Thin ice: Lakes bear impacts from warm winter

Ice-covered lakes are used for recreation during the winter. No matter whether large or small, many waterways are experiencing ice coverage that is below normal. The Great Lakes usually have around 3% ice coverage in mid-December, but data from NOAA indicates coverage is just above 0% this year.

A warm start to the winter across the northern tier of the country has agencies warning of the dangers of thin ice as fishermen and sports enthusiasts wait until temperatures are cold enough to build a thick layer of ice.

Lakes in the Upper Midwest tend to start growing ice in November, with enough accretion to support the weight of humans by December.

A warm end to meteorological fall and start to the winter season has meant temperatures are well above average, which has kept ice growth minimal from the Great Lakes, through the Plains and into Canada.

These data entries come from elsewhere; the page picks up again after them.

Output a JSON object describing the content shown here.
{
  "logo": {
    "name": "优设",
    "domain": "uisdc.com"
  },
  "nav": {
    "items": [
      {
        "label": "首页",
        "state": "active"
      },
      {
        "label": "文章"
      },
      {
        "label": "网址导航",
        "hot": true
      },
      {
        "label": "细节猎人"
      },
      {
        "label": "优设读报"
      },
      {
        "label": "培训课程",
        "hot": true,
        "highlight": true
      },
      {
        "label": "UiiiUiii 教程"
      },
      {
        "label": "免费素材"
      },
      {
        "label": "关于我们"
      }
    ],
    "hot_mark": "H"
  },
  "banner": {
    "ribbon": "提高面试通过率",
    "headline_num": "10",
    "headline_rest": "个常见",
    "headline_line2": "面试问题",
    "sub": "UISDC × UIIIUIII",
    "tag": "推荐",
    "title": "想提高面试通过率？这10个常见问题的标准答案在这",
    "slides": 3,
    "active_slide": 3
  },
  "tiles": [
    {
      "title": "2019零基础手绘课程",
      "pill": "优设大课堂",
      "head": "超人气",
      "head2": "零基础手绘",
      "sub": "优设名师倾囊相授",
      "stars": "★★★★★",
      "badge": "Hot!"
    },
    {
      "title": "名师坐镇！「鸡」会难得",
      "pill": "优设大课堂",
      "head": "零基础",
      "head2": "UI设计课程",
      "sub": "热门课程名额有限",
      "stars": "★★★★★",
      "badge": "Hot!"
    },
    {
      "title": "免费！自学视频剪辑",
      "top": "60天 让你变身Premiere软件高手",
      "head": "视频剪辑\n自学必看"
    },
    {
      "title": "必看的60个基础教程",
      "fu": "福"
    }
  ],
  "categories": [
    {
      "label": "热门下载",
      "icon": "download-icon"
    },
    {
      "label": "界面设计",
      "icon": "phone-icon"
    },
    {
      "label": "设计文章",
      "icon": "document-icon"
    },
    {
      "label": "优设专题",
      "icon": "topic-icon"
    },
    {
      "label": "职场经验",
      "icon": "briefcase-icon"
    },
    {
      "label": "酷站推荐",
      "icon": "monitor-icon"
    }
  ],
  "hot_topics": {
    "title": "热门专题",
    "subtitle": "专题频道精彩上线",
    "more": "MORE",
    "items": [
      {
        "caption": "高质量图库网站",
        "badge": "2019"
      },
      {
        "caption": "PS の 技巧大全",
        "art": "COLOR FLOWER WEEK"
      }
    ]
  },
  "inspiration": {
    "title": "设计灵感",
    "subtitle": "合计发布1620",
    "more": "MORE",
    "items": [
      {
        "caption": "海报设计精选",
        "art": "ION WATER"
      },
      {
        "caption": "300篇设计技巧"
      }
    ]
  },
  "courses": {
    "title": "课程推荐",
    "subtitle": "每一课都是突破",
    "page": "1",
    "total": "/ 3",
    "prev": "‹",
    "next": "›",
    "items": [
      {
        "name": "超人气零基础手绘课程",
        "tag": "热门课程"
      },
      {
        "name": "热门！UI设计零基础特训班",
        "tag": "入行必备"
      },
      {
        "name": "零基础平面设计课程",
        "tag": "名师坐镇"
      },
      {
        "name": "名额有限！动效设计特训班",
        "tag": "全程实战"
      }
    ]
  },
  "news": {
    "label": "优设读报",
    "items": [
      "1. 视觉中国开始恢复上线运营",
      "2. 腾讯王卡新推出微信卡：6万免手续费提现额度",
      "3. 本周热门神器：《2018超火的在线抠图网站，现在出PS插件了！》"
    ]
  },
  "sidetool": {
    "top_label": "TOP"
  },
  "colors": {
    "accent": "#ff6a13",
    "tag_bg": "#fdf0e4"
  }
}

"Think twice before you stop on thin ice," the city of Selkirk recently posted on Facebook.

The Canadian community is located about 90 minutes north of Minnesota and said its warm weather could cause patches of ice to quickly become dangerous.


Similar warnings have been broadcast in nearby states as the heat’s grip has left few unaffected.

"Ice conditions are pretty variable. So, there is a little bit of ice fishing going on already, but then again, there’s some open water patches. So, people need to be cognizant of the, you know, changing ice conditions as they move along and different places on the lake," said Todd Caspers, a fisheries biologist with the North Dakota Game and Fish Department.

Even the Great Lakes are seeing the effects from a warm start to winter, with the bodies of water seeing less ice coverage than is typical.

The five lakes usually have around 3% ice coverage in mid-December, but data from NOAA indicates the current year’s tally is just above 0%.

Experts advise you to never venture out on the ice of unknown thickness.

At least four inches of ice is needed to support a human’s weight sufficiently, and at least eight inches is recommended before attempting to drive a small-sized vehicle on it.


There have already been instances around the country of people falling through thin ice.

In Minnesota, two men and a dog were rescued after they fell into a lake during an ice-fishing excursion.

Police said a witness in Nowthen was able to push a canoe out to the group, but even with the aid, the men showed signs of hypothermia and were transported to a local medical center.

Authorities in Waukee, Iowa, were not as fortunate and said they uncovered the body of a child after responding to a welfare check along a lake.

"It’s absolutely vital that parents and guardians talk with their children about staying away from the ice – whether it’s on lakes or rivers, neighborhood ponds or retention ponds – unless there’s an adult there supervising," the Minnesota Department of Natural Resources warned.

The FOX Forecast Center said temperatures through the end of the year will likely remain above average in areas that are popular for ice fishing.

Ice coverage tends to peak between mid-February and March as temperatures start to rebound into the spring.

Temperature outlook
(FOX Weather)